While Anderson-Isner was mostly a serving duel with a few longer rallies thrown in, Djokovic and Nadal repeatedly slugged it out from the baseline, chasing each other around the court and coming up with spectacular winners from every corner.

Anderson won, 6-7, 7-6, 7-6, 4-6, 26-24, in a semifinal that lasted 6 hours, 35 minutes. South African-born Kevin Curren contested the 1985 final but he had become a US citizen by then.

John Isner laid his aces on the table but found a way into the Wimbledon semi-finals by breaking the Milos Raonic serve.

Nadal and Djokovic had to wait a further 20 minutes while Wimbledon ground staff closed the roof on Centre Court to protect against the forecasted rain.

"So do I. I think it will be just like the last final; it will be a really good final".

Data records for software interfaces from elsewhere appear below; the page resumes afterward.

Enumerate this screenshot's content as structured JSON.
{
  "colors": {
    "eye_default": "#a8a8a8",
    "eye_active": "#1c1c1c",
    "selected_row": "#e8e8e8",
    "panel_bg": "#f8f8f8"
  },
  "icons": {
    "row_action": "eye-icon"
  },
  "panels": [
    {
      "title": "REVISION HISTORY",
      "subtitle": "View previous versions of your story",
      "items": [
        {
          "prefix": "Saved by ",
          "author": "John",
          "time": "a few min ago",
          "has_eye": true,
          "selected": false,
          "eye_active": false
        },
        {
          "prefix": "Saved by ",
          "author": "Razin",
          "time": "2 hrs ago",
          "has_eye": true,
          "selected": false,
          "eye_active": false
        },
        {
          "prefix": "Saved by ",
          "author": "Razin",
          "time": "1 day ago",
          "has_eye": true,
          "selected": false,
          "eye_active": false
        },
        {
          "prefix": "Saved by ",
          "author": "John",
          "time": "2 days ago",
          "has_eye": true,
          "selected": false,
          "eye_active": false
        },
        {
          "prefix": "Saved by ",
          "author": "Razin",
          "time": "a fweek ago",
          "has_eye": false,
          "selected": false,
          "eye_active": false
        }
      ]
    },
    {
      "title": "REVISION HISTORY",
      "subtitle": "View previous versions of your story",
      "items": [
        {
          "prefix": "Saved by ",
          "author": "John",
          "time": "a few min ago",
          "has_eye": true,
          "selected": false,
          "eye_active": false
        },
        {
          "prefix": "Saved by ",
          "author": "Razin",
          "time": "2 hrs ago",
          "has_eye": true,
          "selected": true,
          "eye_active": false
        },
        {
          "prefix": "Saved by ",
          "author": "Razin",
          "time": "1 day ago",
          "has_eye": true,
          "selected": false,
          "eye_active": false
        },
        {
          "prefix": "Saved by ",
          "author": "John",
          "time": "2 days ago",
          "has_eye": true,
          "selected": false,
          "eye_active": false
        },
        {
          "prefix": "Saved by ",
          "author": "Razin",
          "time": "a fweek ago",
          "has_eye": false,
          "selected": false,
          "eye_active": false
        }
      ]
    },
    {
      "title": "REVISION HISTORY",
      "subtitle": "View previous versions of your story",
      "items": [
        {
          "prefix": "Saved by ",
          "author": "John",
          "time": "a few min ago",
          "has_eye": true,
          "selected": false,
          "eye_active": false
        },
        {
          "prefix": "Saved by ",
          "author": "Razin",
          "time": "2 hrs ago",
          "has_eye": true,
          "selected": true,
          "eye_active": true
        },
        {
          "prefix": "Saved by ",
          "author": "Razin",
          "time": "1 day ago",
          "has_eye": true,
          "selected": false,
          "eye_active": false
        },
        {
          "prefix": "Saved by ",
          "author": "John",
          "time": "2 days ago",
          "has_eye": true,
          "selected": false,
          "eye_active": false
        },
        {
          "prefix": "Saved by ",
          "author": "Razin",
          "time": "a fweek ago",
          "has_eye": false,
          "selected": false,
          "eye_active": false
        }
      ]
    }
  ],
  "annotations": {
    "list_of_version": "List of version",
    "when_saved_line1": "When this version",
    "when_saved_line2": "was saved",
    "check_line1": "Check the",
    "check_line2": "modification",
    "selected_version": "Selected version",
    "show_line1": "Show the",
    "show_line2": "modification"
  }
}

"Either Nadal or Djokovic - neither needs any introduction".